→ **Task material**:
════════════════
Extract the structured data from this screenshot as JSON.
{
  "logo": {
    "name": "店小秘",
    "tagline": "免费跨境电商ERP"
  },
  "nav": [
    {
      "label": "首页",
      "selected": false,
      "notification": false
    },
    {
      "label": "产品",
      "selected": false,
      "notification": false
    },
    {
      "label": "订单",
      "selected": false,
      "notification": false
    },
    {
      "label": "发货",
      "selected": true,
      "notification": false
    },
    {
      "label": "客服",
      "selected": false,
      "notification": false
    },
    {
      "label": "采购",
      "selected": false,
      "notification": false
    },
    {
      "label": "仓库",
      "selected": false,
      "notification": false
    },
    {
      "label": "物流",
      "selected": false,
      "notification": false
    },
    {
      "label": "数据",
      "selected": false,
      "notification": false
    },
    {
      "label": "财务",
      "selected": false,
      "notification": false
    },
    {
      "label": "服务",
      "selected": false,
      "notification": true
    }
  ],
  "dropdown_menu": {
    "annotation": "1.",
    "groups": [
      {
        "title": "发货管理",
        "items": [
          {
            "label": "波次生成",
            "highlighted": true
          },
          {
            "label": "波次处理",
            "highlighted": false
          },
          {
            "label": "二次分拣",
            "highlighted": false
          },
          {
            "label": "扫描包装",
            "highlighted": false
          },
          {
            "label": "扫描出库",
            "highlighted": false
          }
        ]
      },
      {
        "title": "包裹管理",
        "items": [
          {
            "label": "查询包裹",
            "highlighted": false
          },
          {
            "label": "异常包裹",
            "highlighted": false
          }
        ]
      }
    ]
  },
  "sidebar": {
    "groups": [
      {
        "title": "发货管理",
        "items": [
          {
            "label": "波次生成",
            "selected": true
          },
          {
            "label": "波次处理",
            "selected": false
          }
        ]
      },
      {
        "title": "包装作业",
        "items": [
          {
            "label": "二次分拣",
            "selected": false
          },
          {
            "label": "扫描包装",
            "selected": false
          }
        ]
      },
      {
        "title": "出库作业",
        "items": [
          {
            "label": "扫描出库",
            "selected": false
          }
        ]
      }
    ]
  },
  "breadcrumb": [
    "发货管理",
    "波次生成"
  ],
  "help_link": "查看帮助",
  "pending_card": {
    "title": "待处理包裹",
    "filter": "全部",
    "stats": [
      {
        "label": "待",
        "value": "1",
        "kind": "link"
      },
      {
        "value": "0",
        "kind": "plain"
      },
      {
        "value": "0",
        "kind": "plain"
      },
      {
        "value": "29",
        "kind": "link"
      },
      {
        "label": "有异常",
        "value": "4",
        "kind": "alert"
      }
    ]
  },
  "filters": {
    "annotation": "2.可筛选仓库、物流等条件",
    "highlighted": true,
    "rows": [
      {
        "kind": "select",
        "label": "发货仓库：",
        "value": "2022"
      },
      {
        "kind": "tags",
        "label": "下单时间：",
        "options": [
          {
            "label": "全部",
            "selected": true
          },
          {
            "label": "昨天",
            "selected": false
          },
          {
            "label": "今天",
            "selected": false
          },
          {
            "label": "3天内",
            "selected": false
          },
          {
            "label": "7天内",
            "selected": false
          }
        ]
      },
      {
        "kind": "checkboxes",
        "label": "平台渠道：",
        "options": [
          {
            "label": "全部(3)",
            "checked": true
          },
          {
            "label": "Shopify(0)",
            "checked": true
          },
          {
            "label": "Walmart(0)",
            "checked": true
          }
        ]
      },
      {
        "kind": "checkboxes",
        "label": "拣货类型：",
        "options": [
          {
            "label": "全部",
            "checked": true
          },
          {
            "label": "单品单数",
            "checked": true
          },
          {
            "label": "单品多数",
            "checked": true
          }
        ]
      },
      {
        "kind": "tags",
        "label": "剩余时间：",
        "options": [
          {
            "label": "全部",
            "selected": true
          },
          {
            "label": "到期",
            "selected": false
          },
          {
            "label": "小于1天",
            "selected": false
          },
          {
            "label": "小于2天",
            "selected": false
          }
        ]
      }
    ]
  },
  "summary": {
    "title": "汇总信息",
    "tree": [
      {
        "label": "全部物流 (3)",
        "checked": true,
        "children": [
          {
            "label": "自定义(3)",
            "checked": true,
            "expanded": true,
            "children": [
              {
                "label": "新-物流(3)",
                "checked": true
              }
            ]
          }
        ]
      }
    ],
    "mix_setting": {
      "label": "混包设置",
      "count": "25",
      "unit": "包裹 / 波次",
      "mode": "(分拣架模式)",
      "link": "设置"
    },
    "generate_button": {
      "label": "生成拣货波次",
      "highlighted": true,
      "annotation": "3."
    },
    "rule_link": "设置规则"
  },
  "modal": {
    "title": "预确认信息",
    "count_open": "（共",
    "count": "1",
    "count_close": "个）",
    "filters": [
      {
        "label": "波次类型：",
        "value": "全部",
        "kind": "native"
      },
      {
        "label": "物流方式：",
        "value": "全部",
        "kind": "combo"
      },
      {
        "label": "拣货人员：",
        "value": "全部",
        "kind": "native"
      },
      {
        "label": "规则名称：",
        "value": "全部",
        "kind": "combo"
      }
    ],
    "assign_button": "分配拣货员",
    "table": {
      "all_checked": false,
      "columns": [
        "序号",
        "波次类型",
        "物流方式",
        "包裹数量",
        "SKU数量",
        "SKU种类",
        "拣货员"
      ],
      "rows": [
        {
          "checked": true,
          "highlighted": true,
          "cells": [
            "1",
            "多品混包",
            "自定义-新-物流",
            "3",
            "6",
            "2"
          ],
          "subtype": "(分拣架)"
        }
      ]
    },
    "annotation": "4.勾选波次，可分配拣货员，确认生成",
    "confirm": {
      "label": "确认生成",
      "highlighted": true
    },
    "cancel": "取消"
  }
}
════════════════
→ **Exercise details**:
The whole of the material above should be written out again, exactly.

→ **Answer for this exercise**:
Extract the structured data from this screenshot as JSON.
{
  "logo": {
    "name": "店小秘",
    "tagline": "免费跨境电商ERP"
  },
  "nav": [
    {
      "label": "首页",
      "selected": false,
      "notification": false
    },
    {
      "label": "产品",
      "selected": false,
      "notification": false
    },
    {
      "label": "订单",
      "selected": false,
      "notification": false
    },
    {
      "label": "发货",
      "selected": true,
      "notification": false
    },
    {
      "label": "客服",
      "selected": false,
      "notification": false
    },
    {
      "label": "采购",
      "selected": false,
      "notification": false
    },
    {
      "label": "仓库",
      "selected": false,
      "notification": false
    },
    {
      "label": "物流",
      "selected": false,
      "notification": false
    },
    {
      "label": "数据",
      "selected": false,
      "notification": false
    },
    {
      "label": "财务",
      "selected": false,
      "notification": false
    },
    {
      "label": "服务",
      "selected": false,
      "notification": true
    }
  ],
  "dropdown_menu": {
    "annotation": "1.",
    "groups": [
      {
        "title": "发货管理",
        "items": [
          {
            "label": "波次生成",
            "highlighted": true
          },
          {
            "label": "波次处理",
            "highlighted": false
          },
          {
            "label": "二次分拣",
            "highlighted": false
          },
          {
            "label": "扫描包装",
            "highlighted": false
          },
          {
            "label": "扫描出库",
            "highlighted": false
          }
        ]
      },
      {
        "title": "包裹管理",
        "items": [
          {
            "label": "查询包裹",
            "highlighted": false
          },
          {
            "label": "异常包裹",
            "highlighted": false
          }
        ]
      }
    ]
  },
  "sidebar": {
    "groups": [
      {
        "title": "发货管理",
        "items": [
          {
            "label": "波次生成",
            "selected": true
          },
          {
            "label": "波次处理",
            "selected": false
          }
        ]
      },
      {
        "title": "包装作业",
        "items": [
          {
            "label": "二次分拣",
            "selected": false
          },
          {
            "label": "扫描包装",
            "selected": false
          }
        ]
      },
      {
        "title": "出库作业",
        "items": [
          {
            "label": "扫描出库",
            "selected": false
          }
        ]
      }
    ]
  },
  "breadcrumb": [
    "发货管理",
    "波次生成"
  ],
  "help_link": "查看帮助",
  "pending_card": {
    "title": "待处理包裹",
    "filter": "全部",
    "stats": [
      {
        "label": "待",
        "value": "1",
        "kind": "link"
      },
      {
        "value": "0",
        "kind": "plain"
      },
      {
        "value": "0",
        "kind": "plain"
      },
      {
        "value": "29",
        "kind": "link"
      },
      {
        "label": "有异常",
        "value": "4",
        "kind": "alert"
      }
    ]
  },
  "filters": {
    "annotation": "2.可筛选仓库、物流等条件",
    "highlighted": true,
    "rows": [
      {
        "kind": "select",
        "label": "发货仓库：",
        "value": "2022"
      },
      {
        "kind": "tags",
        "label": "下单时间：",
        "options": [
          {
            "label": "全部",
            "selected": true
          },
          {
            "label": "昨天",
            "selected": false
          },
          {
            "label": "今天",
            "selected": false
          },
          {
            "label": "3天内",
            "selected": false
          },
          {
            "label": "7天内",
            "selected": false
          }
        ]
      },
      {
        "kind": "checkboxes",
        "label": "平台渠道：",
        "options": [
          {
            "label": "全部(3)",
            "checked": true
          },
          {
            "label": "Shopify(0)",
            "checked": true
          },
          {
            "label": "Walmart(0)",
            "checked": true
          }
        ]
      },
      {
        "kind": "checkboxes",
        "label": "拣货类型：",
        "options": [
          {
            "label": "全部",
            "checked": true
          },
          {
            "label": "单品单数",
            "checked": true
          },
          {
            "label": "单品多数",
            "checked": true
          }
        ]
      },
      {
        "kind": "tags",
        "label": "剩余时间：",
        "options": [
          {
            "label": "全部",
            "selected": true
          },
          {
            "label": "到期",
            "selected": false
          },
          {
            "label": "小于1天",
            "selected": false
          },
          {
            "label": "小于2天",
            "selected": false
          }
        ]
      }
    ]
  },
  "summary": {
    "title": "汇总信息",
    "tree": [
      {
        "label": "全部物流 (3)",
        "checked": true,
        "children": [
          {
            "label": "自定义(3)",
            "checked": true,
            "expanded": true,
            "children": [
              {
                "label": "新-物流(3)",
                "checked": true
              }
            ]
          }
        ]
      }
    ],
    "mix_setting": {
      "label": "混包设置",
      "count": "25",
      "unit": "包裹 / 波次",
      "mode": "(分拣架模式)",
      "link": "设置"
    },
    "generate_button": {
      "label": "生成拣货波次",
      "highlighted": true,
      "annotation": "3."
    },
    "rule_link": "设置规则"
  },
  "modal": {
    "title": "预确认信息",
    "count_open": "（共",
    "count": "1",
    "count_close": "个）",
    "filters": [
      {
        "label": "波次类型：",
        "value": "全部",
        "kind": "native"
      },
      {
        "label": "物流方式：",
        "value": "全部",
        "kind": "combo"
      },
      {
        "label": "拣货人员：",
        "value": "全部",
        "kind": "native"
      },
      {
        "label": "规则名称：",
        "value": "全部",
        "kind": "combo"
      }
    ],
    "assign_button": "分配拣货员",
    "table": {
      "all_checked": false,
      "columns": [
        "序号",
        "波次类型",
        "物流方式",
        "包裹数量",
        "SKU数量",
        "SKU种类",
        "拣货员"
      ],
      "rows": [
        {
          "checked": true,
          "highlighted": true,
          "cells": [
            "1",
            "多品混包",
            "自定义-新-物流",
            "3",
            "6",
            "2"
          ],
          "subtype": "(分拣架)"
        }
      ]
    },
    "annotation": "4.勾选波次，可分配拣货员，确认生成",
    "confirm": {
      "label": "确认生成",
      "highlighted": true
    },
    "cancel": "取消"
  }
}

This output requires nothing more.